Aim of the task: Every line of the entries that holds the word "partitions" is to be copied.

(Website and app data records)
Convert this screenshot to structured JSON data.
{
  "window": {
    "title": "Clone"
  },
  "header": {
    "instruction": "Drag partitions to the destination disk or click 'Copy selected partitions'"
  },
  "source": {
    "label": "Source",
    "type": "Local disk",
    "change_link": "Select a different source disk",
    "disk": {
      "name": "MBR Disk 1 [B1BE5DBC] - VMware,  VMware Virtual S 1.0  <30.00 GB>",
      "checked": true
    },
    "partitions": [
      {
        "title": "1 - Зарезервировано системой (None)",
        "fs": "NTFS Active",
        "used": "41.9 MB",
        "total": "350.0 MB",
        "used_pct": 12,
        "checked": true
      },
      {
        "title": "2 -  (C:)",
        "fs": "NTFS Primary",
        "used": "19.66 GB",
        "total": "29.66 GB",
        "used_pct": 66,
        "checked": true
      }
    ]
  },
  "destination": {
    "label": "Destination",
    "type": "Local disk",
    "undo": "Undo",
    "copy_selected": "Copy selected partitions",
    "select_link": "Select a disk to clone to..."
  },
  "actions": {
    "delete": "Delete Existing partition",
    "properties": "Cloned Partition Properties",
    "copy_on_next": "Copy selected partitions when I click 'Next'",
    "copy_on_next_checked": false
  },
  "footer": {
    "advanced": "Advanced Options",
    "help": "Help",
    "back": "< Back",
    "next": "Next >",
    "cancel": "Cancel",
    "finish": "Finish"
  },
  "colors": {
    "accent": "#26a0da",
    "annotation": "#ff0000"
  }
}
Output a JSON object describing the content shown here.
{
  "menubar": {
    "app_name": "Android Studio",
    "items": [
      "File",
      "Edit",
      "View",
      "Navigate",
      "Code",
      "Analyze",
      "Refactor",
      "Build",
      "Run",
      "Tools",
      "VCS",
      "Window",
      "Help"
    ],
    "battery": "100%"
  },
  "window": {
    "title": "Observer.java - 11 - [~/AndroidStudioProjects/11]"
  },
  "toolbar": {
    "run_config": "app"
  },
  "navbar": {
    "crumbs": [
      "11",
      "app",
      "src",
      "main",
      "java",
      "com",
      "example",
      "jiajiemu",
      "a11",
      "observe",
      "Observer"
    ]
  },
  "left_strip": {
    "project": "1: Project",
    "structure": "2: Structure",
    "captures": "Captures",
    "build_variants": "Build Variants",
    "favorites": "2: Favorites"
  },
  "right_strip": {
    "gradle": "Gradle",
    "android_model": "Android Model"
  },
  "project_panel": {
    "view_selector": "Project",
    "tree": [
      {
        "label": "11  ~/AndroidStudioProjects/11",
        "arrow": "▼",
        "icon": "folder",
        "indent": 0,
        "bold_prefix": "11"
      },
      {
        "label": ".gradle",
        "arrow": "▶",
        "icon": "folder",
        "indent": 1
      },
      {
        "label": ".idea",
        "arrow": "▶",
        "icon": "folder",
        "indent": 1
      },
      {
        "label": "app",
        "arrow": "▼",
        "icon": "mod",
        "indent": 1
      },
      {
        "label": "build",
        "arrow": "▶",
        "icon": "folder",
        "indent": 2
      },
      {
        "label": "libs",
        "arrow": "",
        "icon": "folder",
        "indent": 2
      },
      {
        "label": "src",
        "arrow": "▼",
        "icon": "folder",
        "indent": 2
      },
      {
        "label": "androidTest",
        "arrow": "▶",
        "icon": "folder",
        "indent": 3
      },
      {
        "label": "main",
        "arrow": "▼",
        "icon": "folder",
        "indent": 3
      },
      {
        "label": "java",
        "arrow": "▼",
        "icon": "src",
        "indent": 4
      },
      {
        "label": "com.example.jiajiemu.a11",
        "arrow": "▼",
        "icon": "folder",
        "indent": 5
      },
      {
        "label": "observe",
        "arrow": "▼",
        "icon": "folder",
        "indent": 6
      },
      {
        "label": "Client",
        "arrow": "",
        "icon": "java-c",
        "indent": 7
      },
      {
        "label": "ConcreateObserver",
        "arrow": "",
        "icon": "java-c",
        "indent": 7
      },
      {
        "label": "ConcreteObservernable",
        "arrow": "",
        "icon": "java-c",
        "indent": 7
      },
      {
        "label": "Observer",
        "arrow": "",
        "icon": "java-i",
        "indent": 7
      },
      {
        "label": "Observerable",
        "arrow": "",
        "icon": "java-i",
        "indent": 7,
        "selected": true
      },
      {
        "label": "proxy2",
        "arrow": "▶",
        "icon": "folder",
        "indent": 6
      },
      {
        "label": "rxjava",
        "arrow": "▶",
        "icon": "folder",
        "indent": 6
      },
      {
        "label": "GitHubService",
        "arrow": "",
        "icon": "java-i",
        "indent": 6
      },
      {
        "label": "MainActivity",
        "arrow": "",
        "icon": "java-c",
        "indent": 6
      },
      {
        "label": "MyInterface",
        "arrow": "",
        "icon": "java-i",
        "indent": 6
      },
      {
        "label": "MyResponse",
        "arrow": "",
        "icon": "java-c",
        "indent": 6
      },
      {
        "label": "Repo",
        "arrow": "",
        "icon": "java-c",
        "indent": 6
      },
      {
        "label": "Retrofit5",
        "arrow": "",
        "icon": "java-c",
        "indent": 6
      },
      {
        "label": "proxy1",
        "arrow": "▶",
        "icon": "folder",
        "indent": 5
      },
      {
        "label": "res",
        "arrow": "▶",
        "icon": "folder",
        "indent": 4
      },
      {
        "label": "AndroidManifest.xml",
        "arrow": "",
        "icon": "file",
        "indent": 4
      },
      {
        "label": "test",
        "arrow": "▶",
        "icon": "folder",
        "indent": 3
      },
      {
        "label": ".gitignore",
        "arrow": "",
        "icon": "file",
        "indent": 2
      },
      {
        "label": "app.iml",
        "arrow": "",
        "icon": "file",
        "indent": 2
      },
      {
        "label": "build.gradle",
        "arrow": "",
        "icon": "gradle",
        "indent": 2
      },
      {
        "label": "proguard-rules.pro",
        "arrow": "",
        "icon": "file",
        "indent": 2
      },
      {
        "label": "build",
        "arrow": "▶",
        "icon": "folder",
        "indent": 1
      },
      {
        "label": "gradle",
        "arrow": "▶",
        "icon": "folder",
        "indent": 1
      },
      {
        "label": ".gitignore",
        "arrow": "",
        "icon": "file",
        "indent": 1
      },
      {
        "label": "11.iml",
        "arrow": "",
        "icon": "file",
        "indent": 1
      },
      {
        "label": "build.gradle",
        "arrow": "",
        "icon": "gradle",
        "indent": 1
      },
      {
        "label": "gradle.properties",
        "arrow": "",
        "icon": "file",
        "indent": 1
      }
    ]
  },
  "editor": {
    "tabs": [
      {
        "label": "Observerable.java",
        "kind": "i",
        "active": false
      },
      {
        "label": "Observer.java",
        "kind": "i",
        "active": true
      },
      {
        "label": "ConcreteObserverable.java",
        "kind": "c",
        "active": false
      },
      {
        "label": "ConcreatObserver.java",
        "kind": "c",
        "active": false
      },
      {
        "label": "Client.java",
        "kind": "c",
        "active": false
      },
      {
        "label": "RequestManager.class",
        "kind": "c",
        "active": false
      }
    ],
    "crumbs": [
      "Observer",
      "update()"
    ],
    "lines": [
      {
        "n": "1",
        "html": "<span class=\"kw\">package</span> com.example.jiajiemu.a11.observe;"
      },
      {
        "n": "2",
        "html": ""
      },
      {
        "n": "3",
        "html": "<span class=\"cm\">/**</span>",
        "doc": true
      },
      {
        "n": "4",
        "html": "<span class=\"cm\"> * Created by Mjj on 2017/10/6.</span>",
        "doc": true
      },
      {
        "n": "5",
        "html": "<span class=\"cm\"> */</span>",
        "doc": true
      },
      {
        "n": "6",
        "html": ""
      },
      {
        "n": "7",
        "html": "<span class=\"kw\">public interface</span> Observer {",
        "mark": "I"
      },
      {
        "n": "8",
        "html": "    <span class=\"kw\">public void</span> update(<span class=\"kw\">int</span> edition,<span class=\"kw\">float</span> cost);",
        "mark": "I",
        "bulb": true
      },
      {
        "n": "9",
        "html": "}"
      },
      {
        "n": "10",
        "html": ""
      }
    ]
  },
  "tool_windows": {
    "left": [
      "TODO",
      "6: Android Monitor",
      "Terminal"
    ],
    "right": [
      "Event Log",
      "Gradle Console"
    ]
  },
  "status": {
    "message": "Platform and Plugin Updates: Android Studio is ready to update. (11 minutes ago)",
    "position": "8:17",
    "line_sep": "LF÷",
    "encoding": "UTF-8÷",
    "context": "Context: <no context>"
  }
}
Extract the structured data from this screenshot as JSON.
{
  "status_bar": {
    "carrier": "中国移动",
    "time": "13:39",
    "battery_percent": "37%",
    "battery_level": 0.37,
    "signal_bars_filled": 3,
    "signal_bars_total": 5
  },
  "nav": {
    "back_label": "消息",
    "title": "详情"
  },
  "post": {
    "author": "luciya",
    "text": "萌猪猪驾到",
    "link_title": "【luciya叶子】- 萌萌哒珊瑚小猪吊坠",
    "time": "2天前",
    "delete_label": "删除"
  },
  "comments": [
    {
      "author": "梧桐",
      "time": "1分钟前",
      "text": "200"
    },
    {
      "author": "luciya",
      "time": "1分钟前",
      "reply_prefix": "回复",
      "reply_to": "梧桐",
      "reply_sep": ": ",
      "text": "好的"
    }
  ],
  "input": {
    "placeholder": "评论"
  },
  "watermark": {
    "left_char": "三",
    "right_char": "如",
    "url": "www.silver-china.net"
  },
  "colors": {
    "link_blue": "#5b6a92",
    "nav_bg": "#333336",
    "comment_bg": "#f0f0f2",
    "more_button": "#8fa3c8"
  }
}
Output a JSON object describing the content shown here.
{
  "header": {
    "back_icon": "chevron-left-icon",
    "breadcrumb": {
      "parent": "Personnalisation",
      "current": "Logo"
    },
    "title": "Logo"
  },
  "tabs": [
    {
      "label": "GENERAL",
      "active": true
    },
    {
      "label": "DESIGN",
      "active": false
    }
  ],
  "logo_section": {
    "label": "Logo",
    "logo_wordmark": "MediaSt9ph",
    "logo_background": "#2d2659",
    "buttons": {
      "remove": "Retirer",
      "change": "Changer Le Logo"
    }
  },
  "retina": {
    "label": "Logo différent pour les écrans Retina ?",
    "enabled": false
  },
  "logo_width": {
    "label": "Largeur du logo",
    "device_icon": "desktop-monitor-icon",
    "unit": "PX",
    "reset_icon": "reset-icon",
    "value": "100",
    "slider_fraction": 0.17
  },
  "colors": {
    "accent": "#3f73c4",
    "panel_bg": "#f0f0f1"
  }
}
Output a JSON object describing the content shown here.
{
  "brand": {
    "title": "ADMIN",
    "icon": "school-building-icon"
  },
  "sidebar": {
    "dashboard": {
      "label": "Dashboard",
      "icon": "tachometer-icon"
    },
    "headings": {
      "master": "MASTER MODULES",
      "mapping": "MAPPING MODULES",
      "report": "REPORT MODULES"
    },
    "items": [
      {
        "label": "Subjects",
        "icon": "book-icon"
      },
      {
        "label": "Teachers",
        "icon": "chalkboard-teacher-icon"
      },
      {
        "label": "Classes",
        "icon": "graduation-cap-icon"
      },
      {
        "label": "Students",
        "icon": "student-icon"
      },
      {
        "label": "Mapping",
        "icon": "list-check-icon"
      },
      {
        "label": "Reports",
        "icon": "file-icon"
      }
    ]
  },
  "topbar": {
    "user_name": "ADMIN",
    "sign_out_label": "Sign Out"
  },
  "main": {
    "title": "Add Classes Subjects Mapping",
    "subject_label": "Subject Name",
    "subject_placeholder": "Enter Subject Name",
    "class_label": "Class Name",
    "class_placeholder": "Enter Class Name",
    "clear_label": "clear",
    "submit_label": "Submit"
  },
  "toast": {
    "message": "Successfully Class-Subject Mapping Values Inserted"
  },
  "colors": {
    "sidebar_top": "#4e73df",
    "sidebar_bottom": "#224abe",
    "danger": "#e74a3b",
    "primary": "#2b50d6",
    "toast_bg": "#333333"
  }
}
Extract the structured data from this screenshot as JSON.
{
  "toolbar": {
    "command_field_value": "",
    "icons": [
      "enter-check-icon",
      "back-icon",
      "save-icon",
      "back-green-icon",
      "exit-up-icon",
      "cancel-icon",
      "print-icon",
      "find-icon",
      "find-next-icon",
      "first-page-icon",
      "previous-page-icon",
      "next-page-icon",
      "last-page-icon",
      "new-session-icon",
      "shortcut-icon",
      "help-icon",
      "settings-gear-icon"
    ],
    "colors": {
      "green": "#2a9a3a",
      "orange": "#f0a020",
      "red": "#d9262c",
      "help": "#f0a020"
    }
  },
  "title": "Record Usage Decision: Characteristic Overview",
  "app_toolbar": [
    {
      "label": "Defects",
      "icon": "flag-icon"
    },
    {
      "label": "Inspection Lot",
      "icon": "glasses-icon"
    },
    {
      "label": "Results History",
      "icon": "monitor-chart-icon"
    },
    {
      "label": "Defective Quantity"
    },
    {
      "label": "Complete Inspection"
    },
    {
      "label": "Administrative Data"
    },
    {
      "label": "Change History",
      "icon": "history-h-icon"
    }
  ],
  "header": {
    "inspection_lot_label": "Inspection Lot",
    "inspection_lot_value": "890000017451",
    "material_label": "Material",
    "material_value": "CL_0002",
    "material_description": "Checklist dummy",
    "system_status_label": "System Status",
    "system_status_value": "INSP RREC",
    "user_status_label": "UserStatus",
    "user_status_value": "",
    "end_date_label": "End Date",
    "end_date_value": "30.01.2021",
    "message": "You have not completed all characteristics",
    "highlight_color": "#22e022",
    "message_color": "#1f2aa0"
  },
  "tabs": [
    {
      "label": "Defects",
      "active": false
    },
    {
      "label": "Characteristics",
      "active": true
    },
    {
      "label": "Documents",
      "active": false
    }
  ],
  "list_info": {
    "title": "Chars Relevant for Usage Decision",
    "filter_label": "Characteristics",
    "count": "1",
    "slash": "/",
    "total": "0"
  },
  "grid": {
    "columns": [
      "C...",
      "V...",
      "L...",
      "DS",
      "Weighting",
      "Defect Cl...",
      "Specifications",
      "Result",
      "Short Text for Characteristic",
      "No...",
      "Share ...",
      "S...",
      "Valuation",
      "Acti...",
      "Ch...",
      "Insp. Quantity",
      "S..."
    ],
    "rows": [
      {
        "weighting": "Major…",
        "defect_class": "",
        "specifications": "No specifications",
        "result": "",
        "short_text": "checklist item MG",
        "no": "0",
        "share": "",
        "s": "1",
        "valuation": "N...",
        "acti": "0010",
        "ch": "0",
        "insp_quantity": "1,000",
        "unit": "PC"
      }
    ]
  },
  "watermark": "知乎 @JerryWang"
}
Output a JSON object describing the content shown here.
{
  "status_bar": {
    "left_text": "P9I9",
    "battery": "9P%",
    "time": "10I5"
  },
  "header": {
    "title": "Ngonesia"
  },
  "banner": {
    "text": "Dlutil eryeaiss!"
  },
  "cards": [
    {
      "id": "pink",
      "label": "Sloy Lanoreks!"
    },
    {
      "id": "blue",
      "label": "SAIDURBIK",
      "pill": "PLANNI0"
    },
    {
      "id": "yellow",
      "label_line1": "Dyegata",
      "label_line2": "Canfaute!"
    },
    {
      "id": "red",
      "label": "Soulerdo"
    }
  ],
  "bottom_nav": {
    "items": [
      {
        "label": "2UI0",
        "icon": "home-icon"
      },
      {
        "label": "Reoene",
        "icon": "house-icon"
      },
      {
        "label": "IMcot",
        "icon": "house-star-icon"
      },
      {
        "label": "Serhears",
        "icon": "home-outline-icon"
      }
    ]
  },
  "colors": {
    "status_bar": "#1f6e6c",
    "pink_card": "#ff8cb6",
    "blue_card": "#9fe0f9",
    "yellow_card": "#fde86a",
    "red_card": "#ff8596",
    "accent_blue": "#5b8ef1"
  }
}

Problem solution:
    "instruction": "Drag partitions to the destination disk or click 'Copy selected partitions'"
    "partitions": [
    "copy_selected": "Copy selected partitions",
    "copy_on_next": "Copy selected partitions when I click 'Next'",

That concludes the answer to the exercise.